With Gordon, Rice talks about getting into a route, and running a route. He tells Gordon “a lot of stuff is about the sell.” Then he talks to Gordon about keeping his base the same, which means he keeps his hips in the same position no matter where he is in the route. The idea: If a player adjusts, stands up or turns a certain way, it tells the defensive back he’s getting ready for the ball or tips the route. In the every-second-makes-a-difference world of NFL coverages, that second can matter.

When Rice runs a “sluggo” (slant and go), his hips stay locked in the same spot, something the average fan might not notice, but shows the amount of practice and work it takes to perfect the skills. It definitely earns Gordon’s admiration.

“You look good right there,” Gordon said.

Sanders’ conversation with Haden contained some of the typical Prime Time stuff, but also was instructive.

After a brief discussion of footwork on press coverage, Sanders tells Haden that after studying him he noticed one thing he needs to improve. He summed it up as “every play,” meaning Haden has to play every play like it’s his last.

“Sometimes you’ll take a nap for a play and then you’ll say, ‘Damn, they caught one,'” Sanders said. “Now you’re mad for the rest of the game over a little out.”

The difference between being good and great, Sanders said, is playing every play like it’s third-and-5, like “it’s on the line.”

He pointed out Haden plays that way against guys like A.J. Green, but in other games he lets somebody makes a catch “that we don’t even know the name on the back of the jersey.”

Haden listens -- why wouldn’t he?

“You gave me exactly what I needed to hear,” Haden said. “You’re watching the film."

And when Sanders invites Haden to Dallas to work with him this summer, Haden promises he’ll be there.

As Gordon said: “I’m just trying to learn from the best.”
2014 Free agents: None.

The good: The development of starting corners Joe Haden and Buster Skrine was a big positive in 2013. Haden can become one of the better corners in the league, but he has to dedicate himself this next season the same way he did prior to 2013. His maturity and growth were startling. Skrine improved greatly from the struggles of his previous season. Both players are young and talented. If they keep working they will only get better.

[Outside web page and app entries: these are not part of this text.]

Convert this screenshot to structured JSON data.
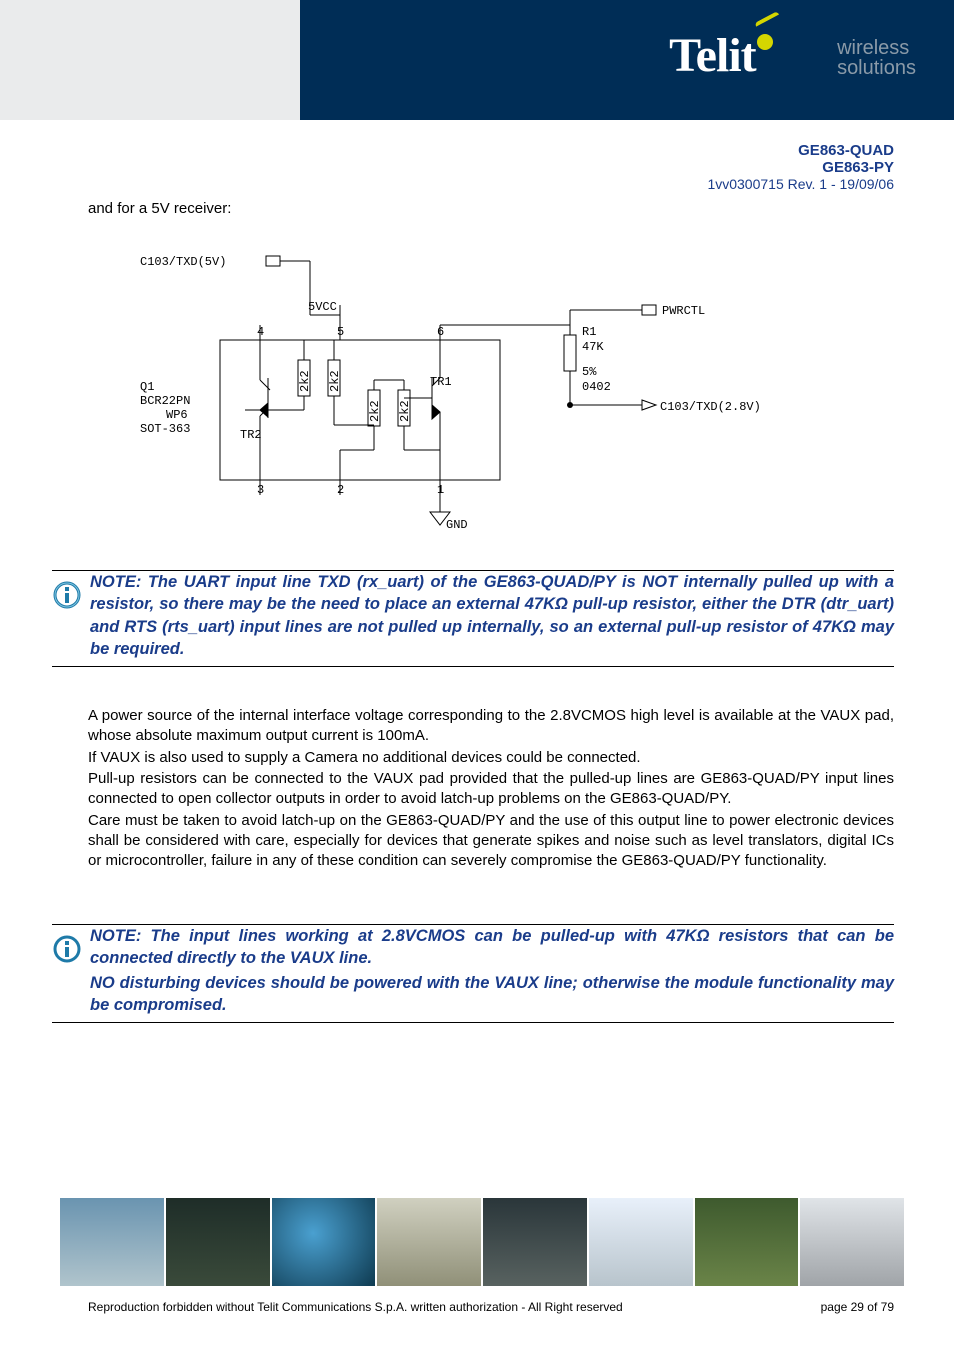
{
  "header": {
    "logo_text": "Telit",
    "tagline1": "wireless",
    "tagline2": "solutions"
  },
  "docid": {
    "line1": "GE863-QUAD",
    "line2": "GE863-PY",
    "rev": "1vv0300715 Rev. 1 - 19/09/06"
  },
  "intro": "and for a 5V receiver:",
  "schem": {
    "txd5v": "C103/TXD(5V)",
    "vcc": "5VCC",
    "q1_a": "Q1",
    "q1_b": "BCR22PN",
    "q1_c": "WP6",
    "q1_d": "SOT-363",
    "tr1": "TR1",
    "tr2": "TR2",
    "r_2k2": "2k2",
    "gnd": "GND",
    "p1": "1",
    "p2": "2",
    "p3": "3",
    "p4": "4",
    "p5": "5",
    "p6": "6",
    "pwrctl": "PWRCTL",
    "r1": "R1",
    "r1v1": "47K",
    "r1v2": "5%",
    "r1v3": "0402",
    "txd28": "C103/TXD(2.8V)"
  },
  "note1": "NOTE: The UART input line TXD (rx_uart) of the GE863-QUAD/PY is NOT internally pulled up with a  resistor, so there may be the need to place an external 47KΩ pull-up resistor, either the DTR (dtr_uart) and RTS (rts_uart) input lines are not pulled up internally, so an external pull-up resistor of 47KΩ may be required.",
  "body": {
    "p1": "A power source of the internal interface voltage corresponding to the 2.8VCMOS high level is available at the VAUX pad, whose absolute maximum output current is 100mA.",
    "p2": "If VAUX is also used to supply a Camera no additional devices could be connected.",
    "p3": "Pull-up resistors can be connected to the VAUX pad provided that the pulled-up lines are GE863-QUAD/PY input lines connected to open collector outputs in order to avoid latch-up problems on the GE863-QUAD/PY.",
    "p4": "Care must be taken to avoid latch-up on the GE863-QUAD/PY and the use of this output line to power electronic devices shall be considered with care, especially for devices that generate spikes and noise such as level translators, digital ICs or microcontroller, failure in any of these condition can severely compromise the GE863-QUAD/PY functionality."
  },
  "note2a": "NOTE: The input lines working at 2.8VCMOS can be pulled-up with 47KΩ resistors that can be connected directly to the VAUX line.",
  "note2b": "NO disturbing devices should be powered with the VAUX line; otherwise the module functionality may be compromised.",
  "footer": {
    "copy": "Reproduction forbidden without Telit Communications S.p.A. written authorization - All Right reserved",
    "page": "page 29 of 79"
  }
}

The bad: Leon McFadden had a typical rookie season, which is to say he was targeted often. The reason it didn’t stop is McFadden never forced teams to stop throwing at him. Many rookies struggle, so it’s way too soon to give up on him. But McFadden has a long way to justify his choice in the third round of the draft.

The money: Nothing major here. Haden’s salary cap figure is $8.96 million, but he deserves it. No other player has a cap figure higher than $1 million.

Draft priority: Adding a third cornerback to challenge McFadden should be a priority. McFadden may improve, but the Browns can’t go into 2014 planning on him being the third corner.

Plays that shaped a season: No. 6

January, 10, 2014
Jan 10
The Play: Cecil Shorts catches a game-winning touchdown for Jacksonville with 40 seconds left.

The situation: Third-and-8 and trailing by three, the Jaguars tried a double-move on Joe Haden, the Browns' best defender.

The reason it mattered: Haden jumped the slant for reasons not even he could explain. “What was I thinking?” he asked. That loss to a poor Jacksonville team was one of the season’s worst, and led to an emotional outburst from Haden in the locker room. It was the beginning of the end of the Browns, as they wound up in a slide they could not escape.